Exercise aim =>
Return the lines below that contain the word "Prat".

[App and web page records]
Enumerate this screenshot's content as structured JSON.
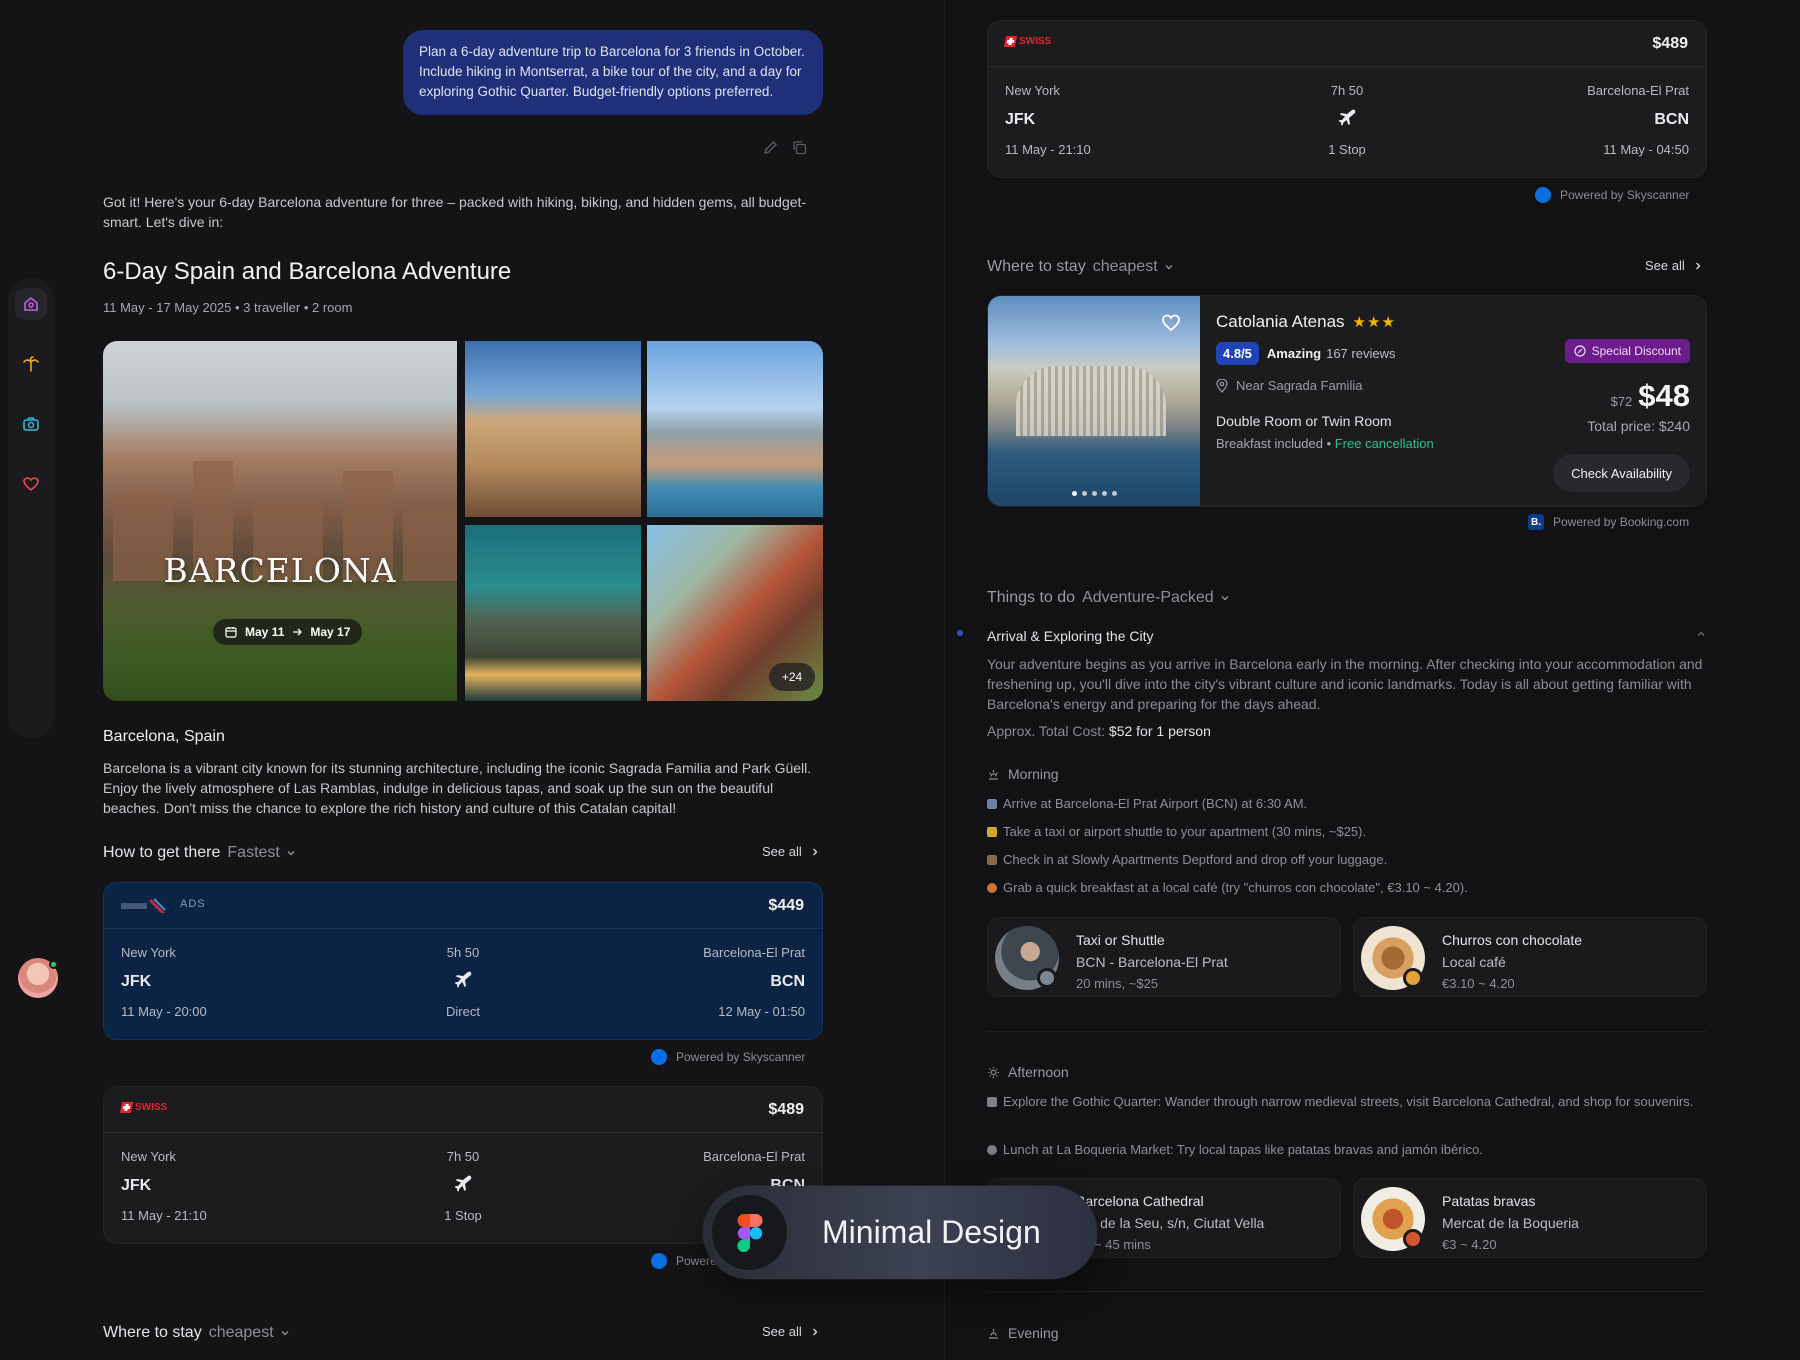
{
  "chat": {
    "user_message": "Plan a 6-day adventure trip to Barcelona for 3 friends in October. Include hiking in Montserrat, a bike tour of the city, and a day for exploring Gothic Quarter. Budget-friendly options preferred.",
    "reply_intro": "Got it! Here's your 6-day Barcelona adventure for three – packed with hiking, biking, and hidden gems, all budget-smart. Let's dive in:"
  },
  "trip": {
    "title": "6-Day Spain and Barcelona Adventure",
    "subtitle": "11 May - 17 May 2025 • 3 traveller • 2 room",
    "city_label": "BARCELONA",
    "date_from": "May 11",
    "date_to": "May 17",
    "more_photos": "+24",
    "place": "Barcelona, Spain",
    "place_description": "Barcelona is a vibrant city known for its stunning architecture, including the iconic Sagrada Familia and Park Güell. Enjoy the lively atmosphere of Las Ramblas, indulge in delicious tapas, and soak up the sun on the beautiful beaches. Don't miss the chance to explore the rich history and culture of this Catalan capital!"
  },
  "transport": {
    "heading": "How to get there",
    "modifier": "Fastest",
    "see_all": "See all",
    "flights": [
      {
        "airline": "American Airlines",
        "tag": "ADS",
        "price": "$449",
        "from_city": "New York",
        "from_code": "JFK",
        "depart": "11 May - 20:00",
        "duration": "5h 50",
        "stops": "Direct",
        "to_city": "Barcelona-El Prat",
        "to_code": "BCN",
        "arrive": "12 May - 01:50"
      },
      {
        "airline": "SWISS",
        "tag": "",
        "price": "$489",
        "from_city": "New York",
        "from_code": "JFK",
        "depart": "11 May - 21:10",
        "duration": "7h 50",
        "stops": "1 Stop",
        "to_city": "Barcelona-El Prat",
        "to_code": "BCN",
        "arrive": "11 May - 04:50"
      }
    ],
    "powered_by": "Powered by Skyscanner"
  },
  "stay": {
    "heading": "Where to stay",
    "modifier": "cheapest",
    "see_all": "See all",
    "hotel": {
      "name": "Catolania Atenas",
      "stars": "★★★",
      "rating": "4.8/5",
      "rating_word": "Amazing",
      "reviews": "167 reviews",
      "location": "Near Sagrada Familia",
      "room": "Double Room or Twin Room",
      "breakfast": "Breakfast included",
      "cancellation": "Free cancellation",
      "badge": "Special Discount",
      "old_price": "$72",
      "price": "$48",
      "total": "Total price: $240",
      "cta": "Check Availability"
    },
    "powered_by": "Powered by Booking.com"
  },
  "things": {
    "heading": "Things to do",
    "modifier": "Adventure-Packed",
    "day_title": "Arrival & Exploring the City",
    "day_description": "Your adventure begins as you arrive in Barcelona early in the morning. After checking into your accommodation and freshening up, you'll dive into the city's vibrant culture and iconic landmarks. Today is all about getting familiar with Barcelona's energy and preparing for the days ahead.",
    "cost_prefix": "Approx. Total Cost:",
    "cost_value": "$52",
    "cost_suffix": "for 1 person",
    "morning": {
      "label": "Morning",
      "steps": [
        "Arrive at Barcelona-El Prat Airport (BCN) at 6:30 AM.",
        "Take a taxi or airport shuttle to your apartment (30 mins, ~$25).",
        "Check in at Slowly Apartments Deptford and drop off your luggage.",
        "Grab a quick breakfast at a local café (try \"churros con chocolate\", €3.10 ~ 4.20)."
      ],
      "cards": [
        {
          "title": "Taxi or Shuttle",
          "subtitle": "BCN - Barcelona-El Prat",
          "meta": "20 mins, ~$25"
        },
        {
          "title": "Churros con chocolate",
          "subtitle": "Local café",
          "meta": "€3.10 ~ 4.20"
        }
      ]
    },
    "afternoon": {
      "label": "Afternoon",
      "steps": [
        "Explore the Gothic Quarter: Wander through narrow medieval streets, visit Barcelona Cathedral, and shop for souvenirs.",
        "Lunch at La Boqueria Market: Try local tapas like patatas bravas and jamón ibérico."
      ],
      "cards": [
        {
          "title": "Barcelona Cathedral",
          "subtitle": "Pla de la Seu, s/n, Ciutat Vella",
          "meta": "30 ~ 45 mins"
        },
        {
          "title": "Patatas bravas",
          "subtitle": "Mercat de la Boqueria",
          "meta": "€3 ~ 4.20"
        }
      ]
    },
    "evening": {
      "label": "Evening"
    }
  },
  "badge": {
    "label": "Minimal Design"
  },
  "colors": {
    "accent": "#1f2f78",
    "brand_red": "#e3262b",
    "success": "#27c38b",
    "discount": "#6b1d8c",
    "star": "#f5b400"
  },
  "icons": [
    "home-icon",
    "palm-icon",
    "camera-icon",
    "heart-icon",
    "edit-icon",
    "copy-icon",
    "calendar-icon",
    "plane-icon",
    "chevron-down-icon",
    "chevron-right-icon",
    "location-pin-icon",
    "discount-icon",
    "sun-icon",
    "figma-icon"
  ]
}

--

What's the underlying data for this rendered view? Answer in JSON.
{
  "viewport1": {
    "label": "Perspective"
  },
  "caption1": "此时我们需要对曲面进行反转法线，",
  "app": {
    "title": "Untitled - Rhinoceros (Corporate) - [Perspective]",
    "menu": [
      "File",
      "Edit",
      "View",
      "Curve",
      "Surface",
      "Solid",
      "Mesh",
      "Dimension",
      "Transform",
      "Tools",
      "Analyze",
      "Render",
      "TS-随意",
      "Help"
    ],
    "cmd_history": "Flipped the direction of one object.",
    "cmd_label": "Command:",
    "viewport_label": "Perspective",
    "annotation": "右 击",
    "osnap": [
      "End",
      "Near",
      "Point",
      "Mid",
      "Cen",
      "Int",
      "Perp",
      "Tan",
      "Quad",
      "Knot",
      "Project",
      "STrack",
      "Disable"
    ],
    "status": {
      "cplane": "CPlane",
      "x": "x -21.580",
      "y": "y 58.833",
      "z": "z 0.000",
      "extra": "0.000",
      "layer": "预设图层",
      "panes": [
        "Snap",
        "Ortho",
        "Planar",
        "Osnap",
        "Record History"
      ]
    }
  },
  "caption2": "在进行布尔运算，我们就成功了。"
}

Written reply =>
        "to_city": "Barcelona-El Prat",
        "to_city": "Barcelona-El Prat",
        "Arrive at Barcelona-El Prat Airport (BCN) at 6:30 AM.",
          "subtitle": "BCN - Barcelona-El Prat",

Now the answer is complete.